1,900 New Jersey ballots whose envelopes were opened early must be counted, judge rules

FILE - A mail-in election ballot is positioned in the mailbox where it arrived in Rutherford, N.J., on Friday, Oct. 2, 2020. A state judge on Friday, June 7, 2024, ruled that some 1,900 mail ballots in a New Jersey county whose envelopes were prematurely opened should be accepted and counted. (AP Photo/Ted Shaffrey, File)

TRENTON, N.J. (AP) — A state judge on Friday ruled that some 1,900 mail ballots in a New Jersey county whose envelopes were prematurely opened should be accepted and counted.

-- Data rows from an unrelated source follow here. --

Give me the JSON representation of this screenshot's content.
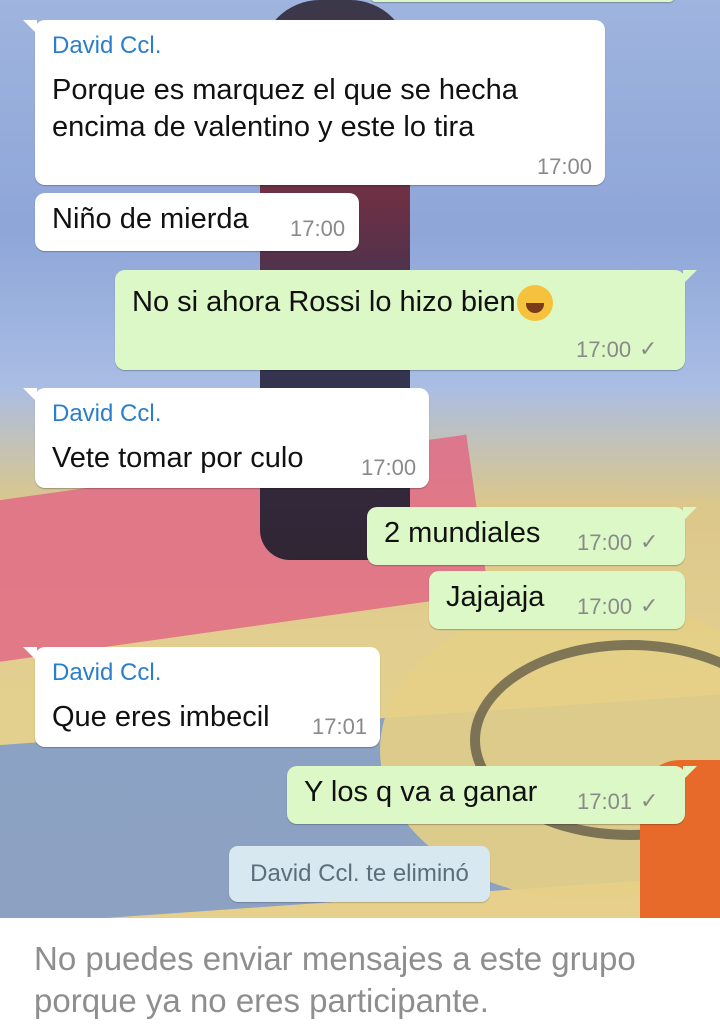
{
  "messages": [
    {
      "direction": "in",
      "sender": "David Ccl.",
      "lines": [
        "Porque es marquez el que se hecha",
        "encima de valentino y este lo tira"
      ],
      "time": "17:00"
    },
    {
      "direction": "in",
      "text": "Niño de mierda",
      "time": "17:00"
    },
    {
      "direction": "out",
      "text": "No si ahora Rossi lo hizo bien",
      "emoji": "face-with-tears-of-joy",
      "time": "17:00",
      "check": "✓"
    },
    {
      "direction": "in",
      "sender": "David Ccl.",
      "text": "Vete  tomar por culo",
      "time": "17:00"
    },
    {
      "direction": "out",
      "text": "2 mundiales",
      "time": "17:00",
      "check": "✓"
    },
    {
      "direction": "out",
      "text": "Jajajaja",
      "time": "17:00",
      "check": "✓"
    },
    {
      "direction": "in",
      "sender": "David Ccl.",
      "text": "Que eres imbecil",
      "time": "17:01"
    },
    {
      "direction": "out",
      "text": "Y los q va a ganar",
      "time": "17:01",
      "check": "✓"
    }
  ],
  "system_message": "David Ccl. te eliminó",
  "footer": {
    "notice": "No puedes enviar mensajes a este grupo porque ya no eres participante."
  },
  "colors": {
    "incoming": "#ffffff",
    "outgoing": "#dcf8c6",
    "sender_name": "#2b7ec9",
    "system_bg": "#d7e8f1"
  }
}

Superior Court Judge Michael J. Blee ruled from the bench in the case involving 1,909 mail ballots in southern New Jersey's Atlantic County. The order could decide the outcome of the Democratic primary in the race for the state’s 2nd Congressional District, where businessman Joe Salerno holds a 400-vote lead over attorney Tim Alexander in unofficial results.

Blee said the ballots should be tallied because state laws should be interpreted to allow for the greatest scope of the public's participation.

“It is well settled in the state of New Jersey that election laws should be construed liberally," he said.

But the judge had sharp words for how the circumstances — the details of which remained murky even after two board of elections officials testified on Friday — arose.

“Admittedly what happened this election was sloppy,” Blee said. “It was an inadvertent error. It was an inexcusable error.”

The issue revolved around state law permitting county election officials to open mail ballots five days before an election day.

In the case before the court, the inner envelopes containing ballots were sliced open much earlier, though it was not entirely clear how much earlier, than the five-day window the law allows for. Blee said the law is “silent” as to what should be done in such a case and pointed to case law determining that judges should aim to allow for voter participation.

The court heard testimony from two elections officials Friday who said the ballots themselves were not removed at that time or otherwise tampered with. It was unclear why the ballots were opened early. The officials described how both Democratic and Republican officials are present when the ballots are being handled.

Democratic officials earlier described what happened as a mistake, while Republican officials said the opening could have been done intentionally to speed up ballot counting.

The court heard Friday that at some point while the ballots’ envelopes were being sliced open prematurely, officials figured out how to turn off the slicer so the envelopes could be time-stamped but not opened.

One of the officials described the process of opening ballot envelopes as “a little bit chaotic," with too many workers in his opinion sorting ballots.

But the irregularities were limited to the inner envelopes containing ballots being cut open by a processing machine, and not the ballots themselves, the two Atlantic County election officials told the court.

The case came to the court because the county Board of Elections split evenly 2-2 between Democrats and Republicans. Democrats sought to accept the ballots, while Republicans wanted to reject them, according to the judge.

The wrangling over fewer than 2,000 ballots suggests how carefully both parties are paying attention to the voting this year and how local election offices are under intense scrutiny.